After the mouse study, scientists began exploring rapamycin’s anti-aging effects in other mammals, including people. In 2014, Novartis reported results from a trial in which 200 older adults took a pill containing either a placebo or one of three doses of a rapamycin analog (everolimus) for six weeks. The researchers didn’t want to wait decades to see if the treatment group lived longer, so they took a different approach to determine if rapamycin made elderly people more healthy.
mTOR is overactive as we age, which causes the immune system (and likely other systems) to work harder but not necessarily better. The researchers suspected that turning down mTOR activity would strengthen the study participants’ immune systems. After six weeks of treatment, the researchers gave all the study participants the flu vaccine and assessed how well the participants’ immune systems responded. Subjects on the lowest dose of everolimus had the most flu antibodies in their blood, suggesting the low dose improved their immune system’s function.
Immune system rejuvenation

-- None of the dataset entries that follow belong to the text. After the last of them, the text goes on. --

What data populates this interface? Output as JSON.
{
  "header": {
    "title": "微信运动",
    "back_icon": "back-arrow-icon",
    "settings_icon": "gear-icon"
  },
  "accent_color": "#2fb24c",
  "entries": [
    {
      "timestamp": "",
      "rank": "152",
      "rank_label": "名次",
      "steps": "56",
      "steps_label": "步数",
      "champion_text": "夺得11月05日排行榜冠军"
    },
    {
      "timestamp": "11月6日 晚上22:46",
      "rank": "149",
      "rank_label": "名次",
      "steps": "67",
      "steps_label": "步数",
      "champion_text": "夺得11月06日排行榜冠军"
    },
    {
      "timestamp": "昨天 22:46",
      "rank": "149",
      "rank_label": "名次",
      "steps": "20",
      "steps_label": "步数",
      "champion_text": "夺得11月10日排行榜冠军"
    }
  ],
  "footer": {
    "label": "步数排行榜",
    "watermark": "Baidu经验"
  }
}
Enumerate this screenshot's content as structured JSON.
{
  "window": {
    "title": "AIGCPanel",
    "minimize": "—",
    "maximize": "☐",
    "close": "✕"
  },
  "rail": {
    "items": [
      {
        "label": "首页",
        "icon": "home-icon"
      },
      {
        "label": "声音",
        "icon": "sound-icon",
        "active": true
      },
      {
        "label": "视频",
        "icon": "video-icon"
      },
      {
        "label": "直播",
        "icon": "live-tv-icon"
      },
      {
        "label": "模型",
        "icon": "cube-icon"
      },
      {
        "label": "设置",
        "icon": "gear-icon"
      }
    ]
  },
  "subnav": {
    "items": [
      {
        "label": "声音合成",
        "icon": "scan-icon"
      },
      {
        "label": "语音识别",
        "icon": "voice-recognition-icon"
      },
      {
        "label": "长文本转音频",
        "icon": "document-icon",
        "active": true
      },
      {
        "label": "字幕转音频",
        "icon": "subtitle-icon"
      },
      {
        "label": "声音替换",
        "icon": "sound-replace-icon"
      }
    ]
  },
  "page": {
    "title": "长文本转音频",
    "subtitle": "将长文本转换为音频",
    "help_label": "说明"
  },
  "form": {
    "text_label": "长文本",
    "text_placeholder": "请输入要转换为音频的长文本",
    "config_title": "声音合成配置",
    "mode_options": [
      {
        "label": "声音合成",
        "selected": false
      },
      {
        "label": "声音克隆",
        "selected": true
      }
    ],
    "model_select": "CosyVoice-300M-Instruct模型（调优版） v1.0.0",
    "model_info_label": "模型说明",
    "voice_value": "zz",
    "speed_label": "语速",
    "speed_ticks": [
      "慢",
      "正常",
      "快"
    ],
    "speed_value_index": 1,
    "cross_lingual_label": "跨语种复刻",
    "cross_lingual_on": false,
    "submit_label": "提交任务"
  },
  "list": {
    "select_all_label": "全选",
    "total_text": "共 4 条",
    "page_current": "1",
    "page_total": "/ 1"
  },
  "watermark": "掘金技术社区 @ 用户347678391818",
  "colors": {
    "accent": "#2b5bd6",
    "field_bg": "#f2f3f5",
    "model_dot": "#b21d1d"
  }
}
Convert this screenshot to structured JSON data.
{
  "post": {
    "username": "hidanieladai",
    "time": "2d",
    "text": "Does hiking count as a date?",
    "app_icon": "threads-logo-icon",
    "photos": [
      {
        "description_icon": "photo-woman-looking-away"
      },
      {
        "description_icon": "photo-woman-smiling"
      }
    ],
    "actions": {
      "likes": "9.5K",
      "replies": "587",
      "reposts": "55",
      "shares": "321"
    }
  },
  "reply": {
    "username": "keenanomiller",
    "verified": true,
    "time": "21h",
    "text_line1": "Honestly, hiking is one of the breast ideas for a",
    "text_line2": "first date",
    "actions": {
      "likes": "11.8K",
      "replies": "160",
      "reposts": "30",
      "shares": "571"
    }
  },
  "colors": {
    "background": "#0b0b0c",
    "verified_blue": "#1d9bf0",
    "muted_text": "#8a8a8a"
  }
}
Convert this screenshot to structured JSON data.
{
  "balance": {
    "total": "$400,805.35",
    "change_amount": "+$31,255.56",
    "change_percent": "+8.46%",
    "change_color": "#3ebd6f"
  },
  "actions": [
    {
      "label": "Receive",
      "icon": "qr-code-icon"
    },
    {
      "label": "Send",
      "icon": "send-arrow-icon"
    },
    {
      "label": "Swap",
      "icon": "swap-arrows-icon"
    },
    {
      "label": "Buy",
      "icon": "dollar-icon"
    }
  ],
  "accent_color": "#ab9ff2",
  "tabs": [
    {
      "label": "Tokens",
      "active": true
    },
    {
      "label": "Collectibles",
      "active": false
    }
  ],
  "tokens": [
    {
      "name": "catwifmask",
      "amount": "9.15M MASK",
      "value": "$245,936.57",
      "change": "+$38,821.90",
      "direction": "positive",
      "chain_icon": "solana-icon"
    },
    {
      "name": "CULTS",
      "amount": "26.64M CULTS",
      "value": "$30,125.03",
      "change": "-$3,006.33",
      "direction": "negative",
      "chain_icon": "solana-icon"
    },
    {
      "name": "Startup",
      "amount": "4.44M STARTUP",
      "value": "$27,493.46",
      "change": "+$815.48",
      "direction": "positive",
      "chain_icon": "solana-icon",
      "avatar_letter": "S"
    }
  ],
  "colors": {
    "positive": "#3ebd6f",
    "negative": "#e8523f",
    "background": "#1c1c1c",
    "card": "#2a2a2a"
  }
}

It might seem contradictory that rapamycin, an immunosuppressant, can boost immune function. However, rapamycin was labeled an immunosuppressant at a period when scientists had only scratched the surface of how the immune system is regulated. At low doses, rapamycin “rejuvenates immunity,” calming hyper-immunity rather than suppressing healthy immunity. If rapamycin had been labeled an immunomodulator or anti-inflammatory drug, it would have sounded much more appealing.
Because rapamycin was lumped together with other immunosuppressants, it has an unfair reputation for increasing the risk of cancer and infections. However, studies have revealed that rapamycin prevents lymphoma and some types of cancer in transplant patients and improves resilience to pathogens. One crucial reason why the side effects of rapamycin are exaggerated is that the frequency of rapamycin side effects often has been estimated from studies in which patients taking rapamycin did so only at very high doses. Thankfully, this is beginning to change. In a placebo-controlled study in healthy elderly people, no side effects were noticed compared to placebo. In 2020, scientists at UCLA began a three-year studyinto rapamycin’s long-term safety and anti-aging effects in healthy older adults.
This excerpt was reprinted with permission of Big Think, where it was originally published.